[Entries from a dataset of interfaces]
+ + + +

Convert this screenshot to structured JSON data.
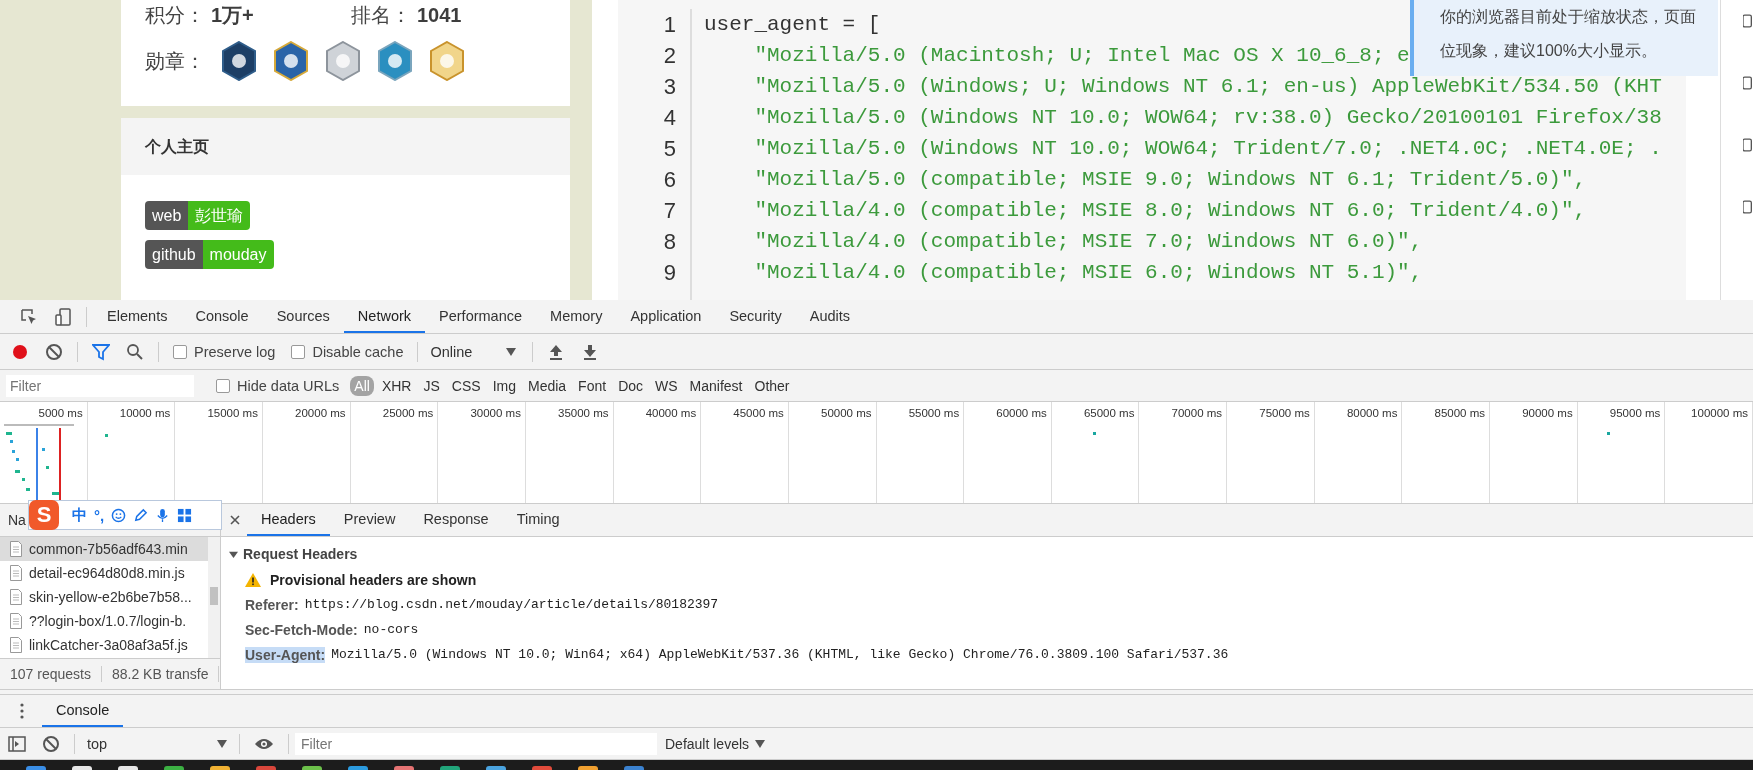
{
  "profile": {
    "points_label": "积分：",
    "points": "1万+",
    "rank_label": "排名：",
    "rank": "1041",
    "medals_label": "勋章："
  },
  "homepage": {
    "title": "个人主页",
    "links": [
      {
        "label": "web",
        "value": "彭世瑜"
      },
      {
        "label": "github",
        "value": "mouday"
      }
    ]
  },
  "code": {
    "lines": [
      {
        "number": "1",
        "kind": "plain",
        "text": "user_agent = ["
      },
      {
        "number": "2",
        "kind": "string",
        "text": "    \"Mozilla/5.0 (Macintosh; U; Intel Mac OS X 10_6_8; e"
      },
      {
        "number": "3",
        "kind": "string",
        "text": "    \"Mozilla/5.0 (Windows; U; Windows NT 6.1; en-us) AppleWebKit/534.50 (KHT"
      },
      {
        "number": "4",
        "kind": "string",
        "text": "    \"Mozilla/5.0 (Windows NT 10.0; WOW64; rv:38.0) Gecko/20100101 Firefox/38"
      },
      {
        "number": "5",
        "kind": "string",
        "text": "    \"Mozilla/5.0 (Windows NT 10.0; WOW64; Trident/7.0; .NET4.0C; .NET4.0E; ."
      },
      {
        "number": "6",
        "kind": "string",
        "text": "    \"Mozilla/5.0 (compatible; MSIE 9.0; Windows NT 6.1; Trident/5.0)\","
      },
      {
        "number": "7",
        "kind": "string",
        "text": "    \"Mozilla/4.0 (compatible; MSIE 8.0; Windows NT 6.0; Trident/4.0)\","
      },
      {
        "number": "8",
        "kind": "string",
        "text": "    \"Mozilla/4.0 (compatible; MSIE 7.0; Windows NT 6.0)\","
      },
      {
        "number": "9",
        "kind": "string",
        "text": "    \"Mozilla/4.0 (compatible; MSIE 6.0; Windows NT 5.1)\","
      }
    ]
  },
  "notice": {
    "lines": [
      "你的浏览器目前处于缩放状态，页面",
      "位现象，建议100%大小显示。"
    ]
  },
  "devtools": {
    "tabs": [
      {
        "label": "Elements",
        "selected": false
      },
      {
        "label": "Console",
        "selected": false
      },
      {
        "label": "Sources",
        "selected": false
      },
      {
        "label": "Network",
        "selected": true
      },
      {
        "label": "Performance",
        "selected": false
      },
      {
        "label": "Memory",
        "selected": false
      },
      {
        "label": "Application",
        "selected": false
      },
      {
        "label": "Security",
        "selected": false
      },
      {
        "label": "Audits",
        "selected": false
      }
    ],
    "toolbar": {
      "recording": true,
      "filter_active": true,
      "options": [
        {
          "label": "Preserve log",
          "checked": false
        },
        {
          "label": "Disable cache",
          "checked": false
        }
      ],
      "throttling": "Online"
    },
    "filter_bar": {
      "placeholder": "Filter",
      "hide_data_urls": {
        "label": "Hide data URLs",
        "checked": false
      },
      "types": [
        {
          "label": "All",
          "selected": true
        },
        {
          "label": "XHR",
          "selected": false
        },
        {
          "label": "JS",
          "selected": false
        },
        {
          "label": "CSS",
          "selected": false
        },
        {
          "label": "Img",
          "selected": false
        },
        {
          "label": "Media",
          "selected": false
        },
        {
          "label": "Font",
          "selected": false
        },
        {
          "label": "Doc",
          "selected": false
        },
        {
          "label": "WS",
          "selected": false
        },
        {
          "label": "Manifest",
          "selected": false
        },
        {
          "label": "Other",
          "selected": false
        }
      ]
    },
    "timeline": {
      "ticks": [
        "5000 ms",
        "10000 ms",
        "15000 ms",
        "20000 ms",
        "25000 ms",
        "30000 ms",
        "35000 ms",
        "40000 ms",
        "45000 ms",
        "50000 ms",
        "55000 ms",
        "60000 ms",
        "65000 ms",
        "70000 ms",
        "75000 ms",
        "80000 ms",
        "85000 ms",
        "90000 ms",
        "95000 ms",
        "100000 ms"
      ]
    },
    "requests": {
      "header": "Na",
      "rows": [
        {
          "name": "common-7b56adf643.min",
          "selected": true
        },
        {
          "name": "detail-ec964d80d8.min.js",
          "selected": false
        },
        {
          "name": "skin-yellow-e2b6be7b58...",
          "selected": false
        },
        {
          "name": "??login-box/1.0.7/login-b.",
          "selected": false
        },
        {
          "name": "linkCatcher-3a08af3a5f.js",
          "selected": false
        }
      ],
      "summary": [
        "107 requests",
        "88.2 KB transfe"
      ]
    },
    "ime_toolbar": {
      "logo": "S",
      "items": [
        "中",
        "°,"
      ]
    },
    "details": {
      "tabs": [
        {
          "label": "Headers",
          "selected": true
        },
        {
          "label": "Preview",
          "selected": false
        },
        {
          "label": "Response",
          "selected": false
        },
        {
          "label": "Timing",
          "selected": false
        }
      ],
      "section": {
        "title": "Request Headers",
        "expanded": true,
        "warning": "Provisional headers are shown",
        "headers": [
          {
            "name": "Referer:",
            "value": "https://blog.csdn.net/mouday/article/details/80182397",
            "highlighted": false
          },
          {
            "name": "Sec-Fetch-Mode:",
            "value": "no-cors",
            "highlighted": false
          },
          {
            "name": "User-Agent:",
            "value": "Mozilla/5.0 (Windows NT 10.0; Win64; x64) AppleWebKit/537.36 (KHTML, like Gecko) Chrome/76.0.3809.100 Safari/537.36",
            "highlighted": true
          }
        ]
      }
    },
    "drawer": {
      "tabs": [
        {
          "label": "Console",
          "selected": true
        }
      ],
      "context": "top",
      "filter_placeholder": "Filter",
      "levels": "Default levels"
    }
  }
}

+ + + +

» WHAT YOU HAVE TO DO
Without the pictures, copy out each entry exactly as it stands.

» TASK OUTPUT
Convert this screenshot to structured JSON data.
{
  "profile": {
    "points_label": "积分：",
    "points": "1万+",
    "rank_label": "排名：",
    "rank": "1041",
    "medals_label": "勋章："
  },
  "homepage": {
    "title": "个人主页",
    "links": [
      {
        "label": "web",
        "value": "彭世瑜"
      },
      {
        "label": "github",
        "value": "mouday"
      }
    ]
  },
  "code": {
    "lines": [
      {
        "number": "1",
        "kind": "plain",
        "text": "user_agent = ["
      },
      {
        "number": "2",
        "kind": "string",
        "text": "    \"Mozilla/5.0 (Macintosh; U; Intel Mac OS X 10_6_8; e"
      },
      {
        "number": "3",
        "kind": "string",
        "text": "    \"Mozilla/5.0 (Windows; U; Windows NT 6.1; en-us) AppleWebKit/534.50 (KHT"
      },
      {
        "number": "4",
        "kind": "string",
        "text": "    \"Mozilla/5.0 (Windows NT 10.0; WOW64; rv:38.0) Gecko/20100101 Firefox/38"
      },
      {
        "number": "5",
        "kind": "string",
        "text": "    \"Mozilla/5.0 (Windows NT 10.0; WOW64; Trident/7.0; .NET4.0C; .NET4.0E; ."
      },
      {
        "number": "6",
        "kind": "string",
        "text": "    \"Mozilla/5.0 (compatible; MSIE 9.0; Windows NT 6.1; Trident/5.0)\","
      },
      {
        "number": "7",
        "kind": "string",
        "text": "    \"Mozilla/4.0 (compatible; MSIE 8.0; Windows NT 6.0; Trident/4.0)\","
      },
      {
        "number": "8",
        "kind": "string",
        "text": "    \"Mozilla/4.0 (compatible; MSIE 7.0; Windows NT 6.0)\","
      },
      {
        "number": "9",
        "kind": "string",
        "text": "    \"Mozilla/4.0 (compatible; MSIE 6.0; Windows NT 5.1)\","
      }
    ]
  },
  "notice": {
    "lines": [
      "你的浏览器目前处于缩放状态，页面",
      "位现象，建议100%大小显示。"
    ]
  },
  "devtools": {
    "tabs": [
      {
        "label": "Elements",
        "selected": false
      },
      {
        "label": "Console",
        "selected": false
      },
      {
        "label": "Sources",
        "selected": false
      },
      {
        "label": "Network",
        "selected": true
      },
      {
        "label": "Performance",
        "selected": false
      },
      {
        "label": "Memory",
        "selected": false
      },
      {
        "label": "Application",
        "selected": false
      },
      {
        "label": "Security",
        "selected": false
      },
      {
        "label": "Audits",
        "selected": false
      }
    ],
    "toolbar": {
      "recording": true,
      "filter_active": true,
      "options": [
        {
          "label": "Preserve log",
          "checked": false
        },
        {
          "label": "Disable cache",
          "checked": false
        }
      ],
      "throttling": "Online"
    },
    "filter_bar": {
      "placeholder": "Filter",
      "hide_data_urls": {
        "label": "Hide data URLs",
        "checked": false
      },
      "types": [
        {
          "label": "All",
          "selected": true
        },
        {
          "label": "XHR",
          "selected": false
        },
        {
          "label": "JS",
          "selected": false
        },
        {
          "label": "CSS",
          "selected": false
        },
        {
          "label": "Img",
          "selected": false
        },
        {
          "label": "Media",
          "selected": false
        },
        {
          "label": "Font",
          "selected": false
        },
        {
          "label": "Doc",
          "selected": false
        },
        {
          "label": "WS",
          "selected": false
        },
        {
          "label": "Manifest",
          "selected": false
        },
        {
          "label": "Other",
          "selected": false
        }
      ]
    },
    "timeline": {
      "ticks": [
        "5000 ms",
        "10000 ms",
        "15000 ms",
        "20000 ms",
        "25000 ms",
        "30000 ms",
        "35000 ms",
        "40000 ms",
        "45000 ms",
        "50000 ms",
        "55000 ms",
        "60000 ms",
        "65000 ms",
        "70000 ms",
        "75000 ms",
        "80000 ms",
        "85000 ms",
        "90000 ms",
        "95000 ms",
        "100000 ms"
      ]
    },
    "requests": {
      "header": "Na",
      "rows": [
        {
          "name": "common-7b56adf643.min",
          "selected": true
        },
        {
          "name": "detail-ec964d80d8.min.js",
          "selected": false
        },
        {
          "name": "skin-yellow-e2b6be7b58...",
          "selected": false
        },
        {
          "name": "??login-box/1.0.7/login-b.",
          "selected": false
        },
        {
          "name": "linkCatcher-3a08af3a5f.js",
          "selected": false
        }
      ],
      "summary": [
        "107 requests",
        "88.2 KB transfe"
      ]
    },
    "ime_toolbar": {
      "logo": "S",
      "items": [
        "中",
        "°,"
      ]
    },
    "details": {
      "tabs": [
        {
          "label": "Headers",
          "selected": true
        },
        {
          "label": "Preview",
          "selected": false
        },
        {
          "label": "Response",
          "selected": false
        },
        {
          "label": "Timing",
          "selected": false
        }
      ],
      "section": {
        "title": "Request Headers",
        "expanded": true,
        "warning": "Provisional headers are shown",
        "headers": [
          {
            "name": "Referer:",
            "value": "https://blog.csdn.net/mouday/article/details/80182397",
            "highlighted": false
          },
          {
            "name": "Sec-Fetch-Mode:",
            "value": "no-cors",
            "highlighted": false
          },
          {
            "name": "User-Agent:",
            "value": "Mozilla/5.0 (Windows NT 10.0; Win64; x64) AppleWebKit/537.36 (KHTML, like Gecko) Chrome/76.0.3809.100 Safari/537.36",
            "highlighted": true
          }
        ]
      }
    },
    "drawer": {
      "tabs": [
        {
          "label": "Console",
          "selected": true
        }
      ],
      "context": "top",
      "filter_placeholder": "Filter",
      "levels": "Default levels"
    }
  }
}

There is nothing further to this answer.